Once a cork is pulled, its condition isn’t necessarily indicative of the wine’s state. When pouring wine, don’t fill the glass to the top. Allow room for air as this will continue to expand flavours. A bottle dressed with a small serviette near the neck looks good and helps to catch any drops.
Examining a wine
A clean plain glass is best used when examining the colour of wine. Hold the glass by the stem and at eye level to check the colour is bright and vibrant. All wine tends to brown with age, and there are defined colour scales to map this process.
The red scale is purple, red, ruby, brick, brown. White wine goes from clear, lemon, yellow, gold, orange, brown. This, along with the width of the ‘watery rim’ (when you tip the glass away from you) is a good indicator of both ripeness of fruit and age of the wine.
The importance of smell should not be underestimated when it comes to tasting wine. It’s the first thing you should do to take in the flavours. Interestingly, most flavours come from smell rather than taste. Then take a mouthful of wine and wash around your mouth drawing air in at the same time to activate more of the flavour messages.
It is also important to notice the ‘length’ of a wine – how long the flavour lingers in your mouth after swallowing. But to drink a wine – that’s something different and altogether more enjoyable. It’s up to you how you do this!
Bordeaux Index – wine selection simplified
Bordeaux Index is one of the largest fine wine merchants in Europe, and prides itself on its no-nonsense, unstuffy approach to wine selection.
Passionate about only the finest, high-quality wines, Bordeaux Index has excellent contacts throughout the world, and can source the rarest, most sought-after wines. Every client receives a first-class, personalised service, from recommendations on the best wines for drinking, to in-depth market analysis and advice on investment.
Always keen to look to the future, Bordeaux Index has recently launched a revolutionary two-way trading platform - LiveTrade, a first in the world of fine wine trading.
Share with friends
- Food & Drink
- Home & Lifestyle
- What's on
Chinese recipes to cook at home
Club 43 at the Radisson Edwardian Hotel Manchester

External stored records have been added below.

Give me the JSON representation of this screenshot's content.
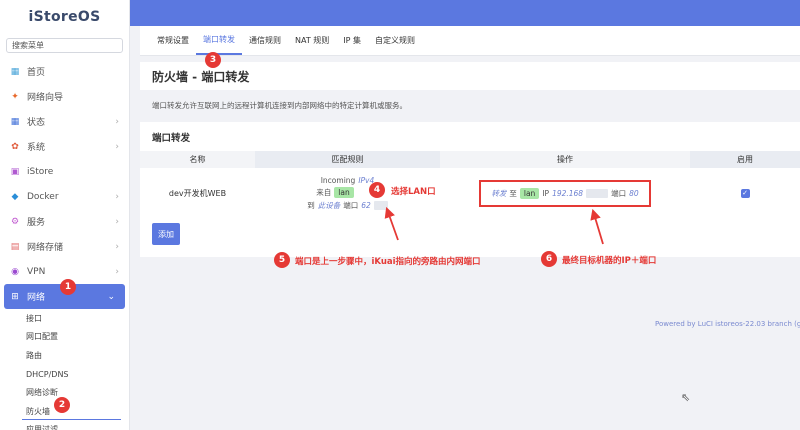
{
  "logo": "iStoreOS",
  "search_placeholder": "搜索菜单",
  "menu": [
    {
      "label": "首页",
      "icon": "home-icon",
      "glyph": "▦",
      "color": "#46a3d8",
      "chevron": ""
    },
    {
      "label": "网络向导",
      "icon": "wizard-icon",
      "glyph": "✦",
      "color": "#e8682a",
      "chevron": ""
    },
    {
      "label": "状态",
      "icon": "status-icon",
      "glyph": "▦",
      "color": "#3f6fd8",
      "chevron": "›"
    },
    {
      "label": "系统",
      "icon": "system-icon",
      "glyph": "✿",
      "color": "#e05a3a",
      "chevron": "›"
    },
    {
      "label": "iStore",
      "icon": "store-icon",
      "glyph": "▣",
      "color": "#b05ad0",
      "chevron": ""
    },
    {
      "label": "Docker",
      "icon": "docker-icon",
      "glyph": "◆",
      "color": "#2a8ed8",
      "chevron": "›"
    },
    {
      "label": "服务",
      "icon": "service-icon",
      "glyph": "⚙",
      "color": "#c05ad0",
      "chevron": "›"
    },
    {
      "label": "网络存储",
      "icon": "storage-icon",
      "glyph": "▤",
      "color": "#e06a6a",
      "chevron": "›"
    },
    {
      "label": "VPN",
      "icon": "vpn-icon",
      "glyph": "◉",
      "color": "#9b4ad0",
      "chevron": "›"
    },
    {
      "label": "网络",
      "icon": "network-icon",
      "glyph": "⊞",
      "color": "#ffffff",
      "chevron": "⌄"
    }
  ],
  "submenu": [
    "接口",
    "网口配置",
    "路由",
    "DHCP/DNS",
    "网络诊断",
    "防火墙",
    "应用过滤"
  ],
  "tabs": [
    "常规设置",
    "端口转发",
    "通信规则",
    "NAT 规则",
    "IP 集",
    "自定义规则"
  ],
  "page_title": "防火墙 - 端口转发",
  "description": "端口转发允许互联网上的远程计算机连接到内部网络中的特定计算机或服务。",
  "section_title": "端口转发",
  "columns": [
    "名称",
    "匹配规则",
    "操作",
    "启用"
  ],
  "rule": {
    "name": "dev开发机WEB",
    "incoming": "Incoming",
    "ipv": "IPv4",
    "from_label": "来自",
    "zone": "lan",
    "to_label": "到",
    "device": "此设备",
    "port_label": "端口",
    "port_partial": "62",
    "forward": "转发",
    "to": "至",
    "forward_zone": "lan",
    "ip_label": "IP",
    "ip_partial": "192.168",
    "dest_port_label": "端口",
    "dest_port": "80",
    "enabled_mark": "✓"
  },
  "add_button": "添加",
  "annotations": {
    "b1": "1",
    "b2": "2",
    "b3": "3",
    "b4": "4",
    "b5": "5",
    "b6": "6",
    "n4": "选择LAN口",
    "n5": "端口是上一步骤中，iKuai指向的旁路由内网端口",
    "n6": "最终目标机器的IP＋端口"
  },
  "footer": "Powered by LuCI istoreos-22.03 branch (git-23",
  "accent": "#5b78e0",
  "annotation_color": "#e53935"
}
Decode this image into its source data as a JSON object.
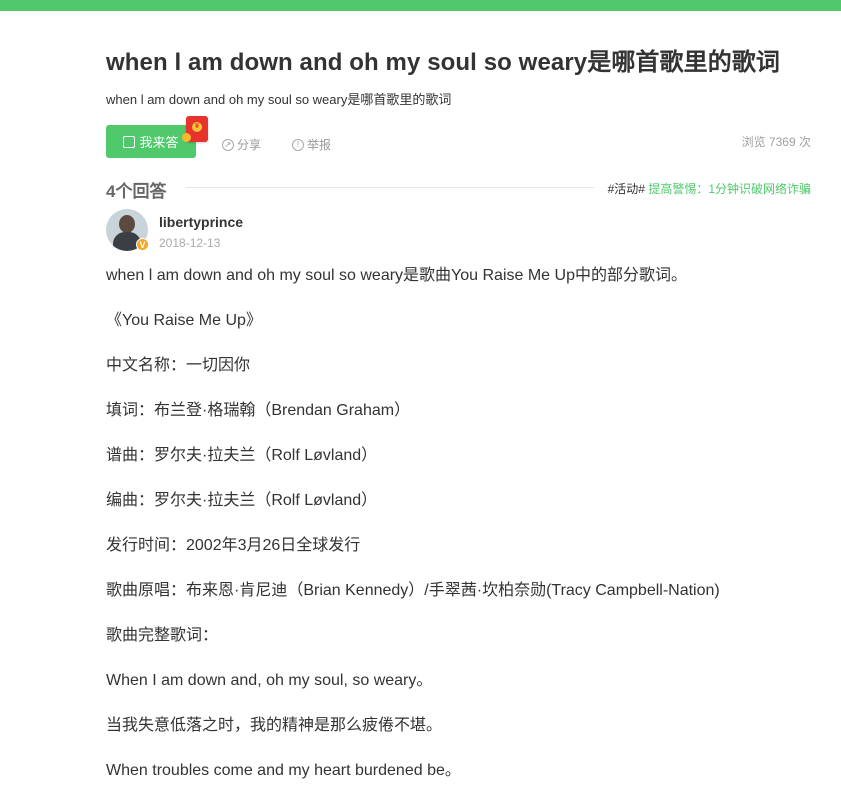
{
  "header": {
    "title": "when l am down and oh my soul so weary是哪首歌里的歌词",
    "subtitle": "when l am down and oh my soul so weary是哪首歌里的歌词"
  },
  "toolbar": {
    "answer_label": "我来答",
    "share_label": "分享",
    "report_label": "举报",
    "views_text": "浏览 7369 次"
  },
  "answers_section": {
    "count_label": "4个回答",
    "activity_tag": "#活动#",
    "activity_link": "提高警惕：1分钟识破网络诈骗"
  },
  "answer": {
    "username": "libertyprince",
    "date": "2018-12-13",
    "badge": "V",
    "paragraphs": [
      "when l am down and oh my soul so weary是歌曲You Raise Me Up中的部分歌词。",
      "《You Raise Me Up》",
      "中文名称：一切因你",
      "填词：布兰登·格瑞翰（Brendan Graham）",
      "谱曲：罗尔夫·拉夫兰（Rolf Løvland）",
      "编曲：罗尔夫·拉夫兰（Rolf Løvland）",
      "发行时间：2002年3月26日全球发行",
      "歌曲原唱：布来恩·肯尼迪（Brian Kennedy）/手翠茜·坎柏奈勋(Tracy Campbell-Nation)",
      "歌曲完整歌词：",
      "When I am down and, oh my soul, so weary。",
      "当我失意低落之时，我的精神是那么疲倦不堪。",
      "When troubles come and my heart burdened be。"
    ]
  },
  "colors": {
    "accent": "#4fc96c",
    "red_packet": "#e8322c"
  }
}
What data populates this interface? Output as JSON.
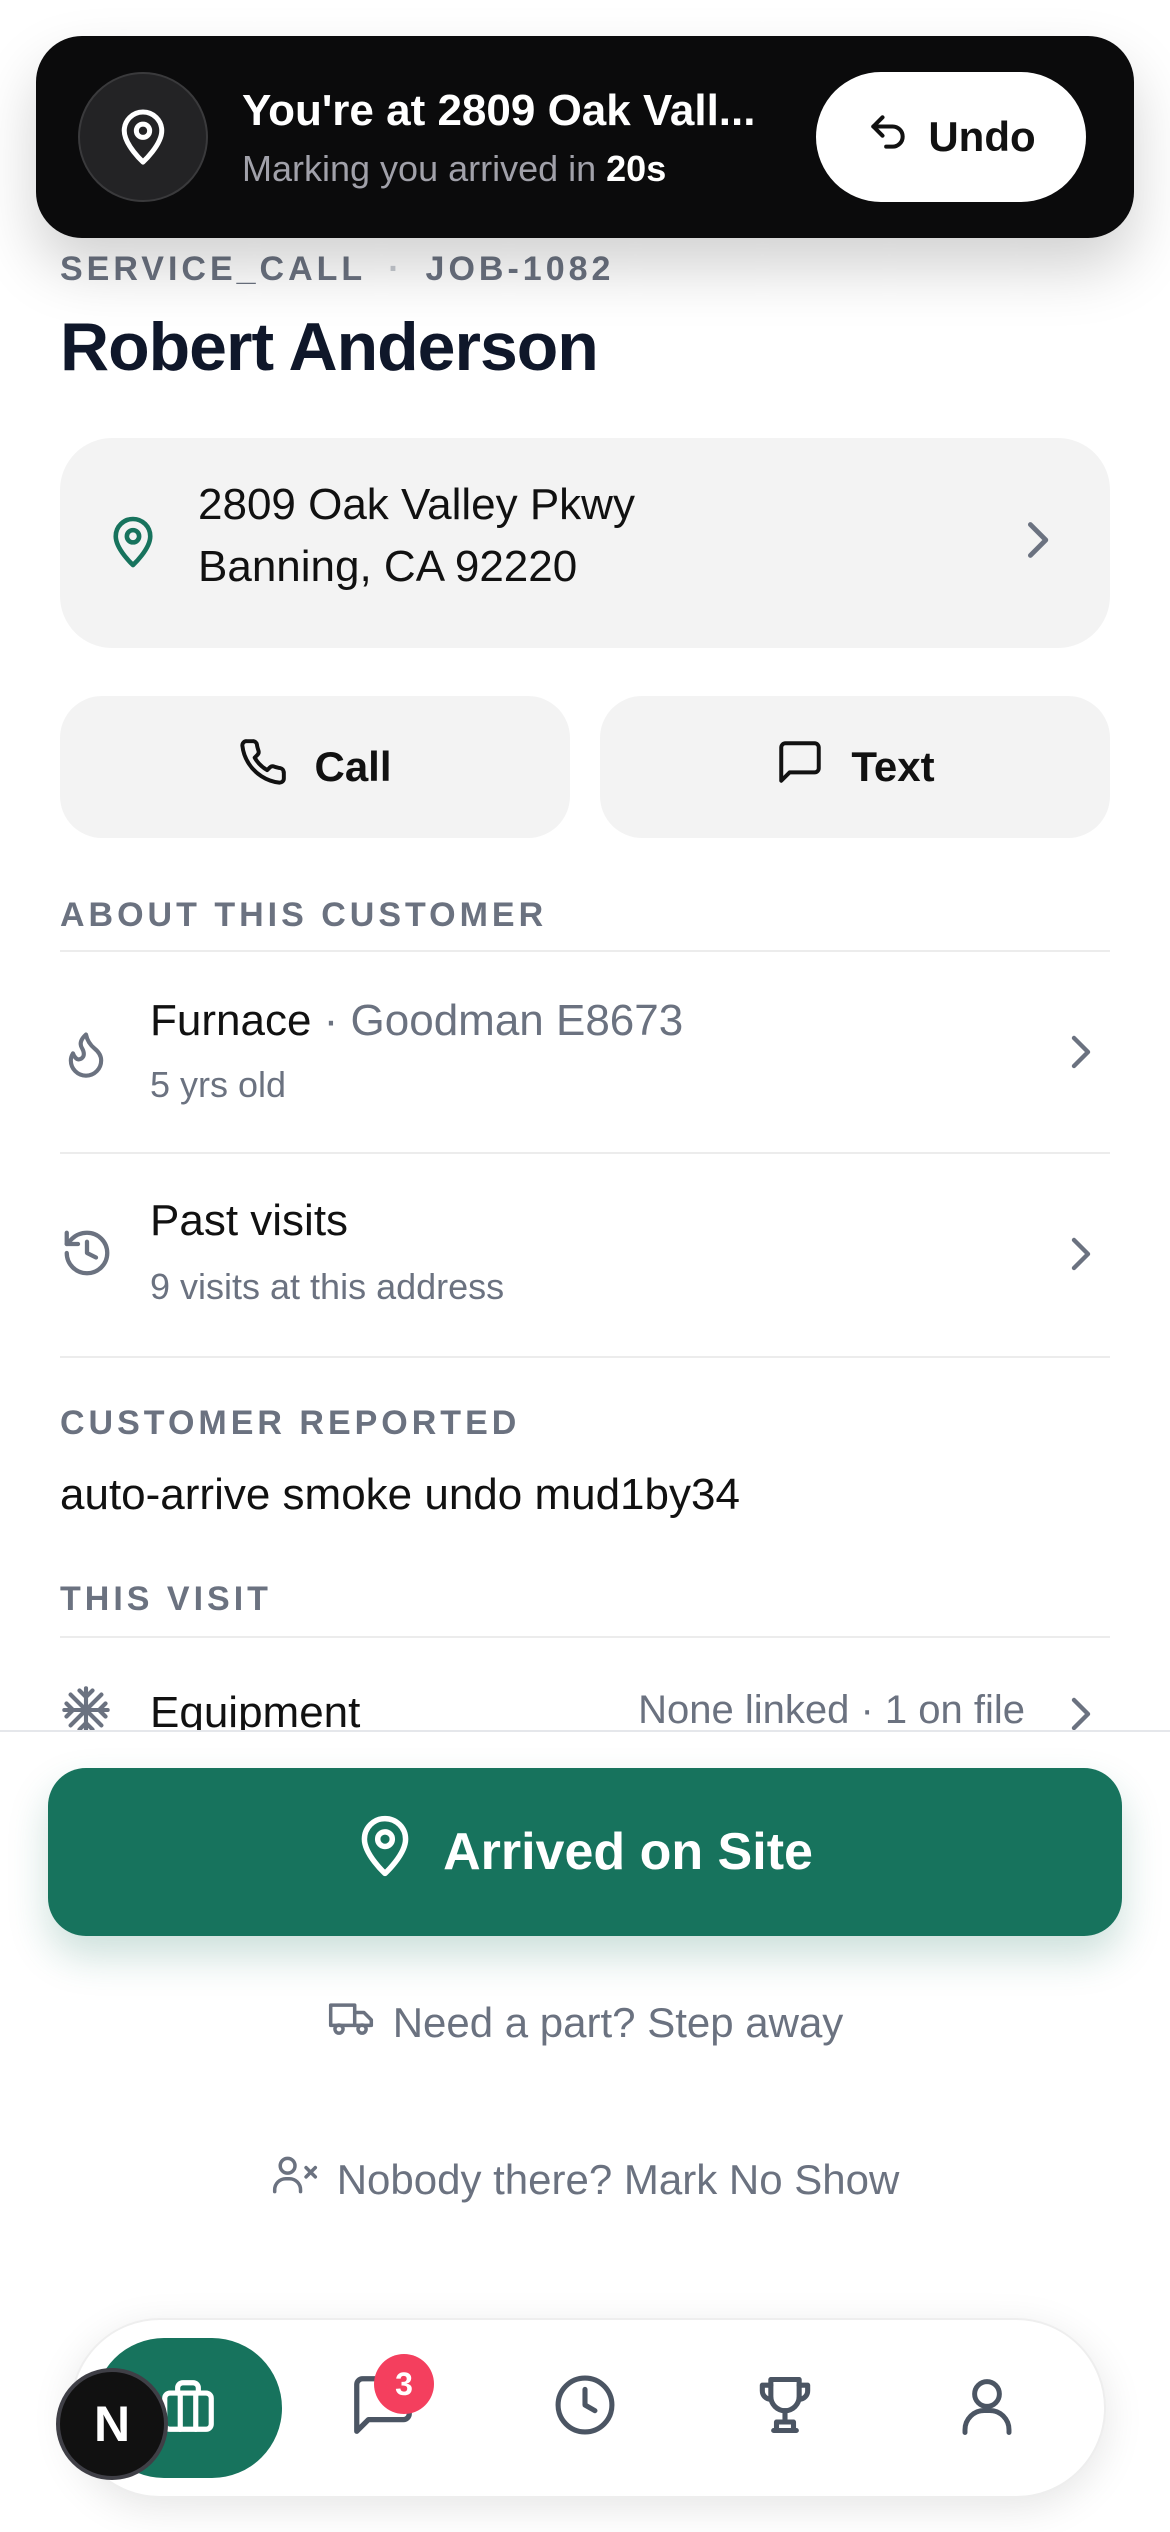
{
  "banner": {
    "title": "You're at 2809 Oak Vall...",
    "subtitle_prefix": "Marking you arrived in ",
    "countdown": "20s",
    "undo_label": "Undo"
  },
  "job": {
    "type": "SERVICE_CALL",
    "separator": "·",
    "number": "JOB-1082",
    "customer_name": "Robert Anderson"
  },
  "address": {
    "line1": "2809 Oak Valley Pkwy",
    "line2": "Banning, CA 92220"
  },
  "actions": {
    "call_label": "Call",
    "text_label": "Text"
  },
  "about": {
    "heading": "ABOUT THIS CUSTOMER",
    "furnace": {
      "title": "Furnace",
      "detail": " · Goodman E8673",
      "sub": "5 yrs old"
    },
    "past_visits": {
      "title": "Past visits",
      "sub": "9 visits at this address"
    }
  },
  "reported": {
    "heading": "CUSTOMER REPORTED",
    "text": "auto-arrive smoke undo mud1by34"
  },
  "this_visit": {
    "heading": "THIS VISIT",
    "equipment_label": "Equipment",
    "equipment_value": "None linked · 1 on file"
  },
  "bottom": {
    "arrived_label": "Arrived on Site",
    "need_part_label": "Need a part? Step away",
    "no_show_label": "Nobody there? Mark No Show"
  },
  "tabbar": {
    "messages_badge": "3",
    "avatar_letter": "N"
  },
  "colors": {
    "brand_green": "#17735d",
    "badge_red": "#f43f5e",
    "banner_bg": "#0b0b0c"
  }
}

Related Blog Posts
21 Oct 2016Foods That Will Keep Your Energy Leve...
20 Aug 2016Easiest ways to Chill White Wine
13 Jul 2016A Guide to Restaurant Menu Options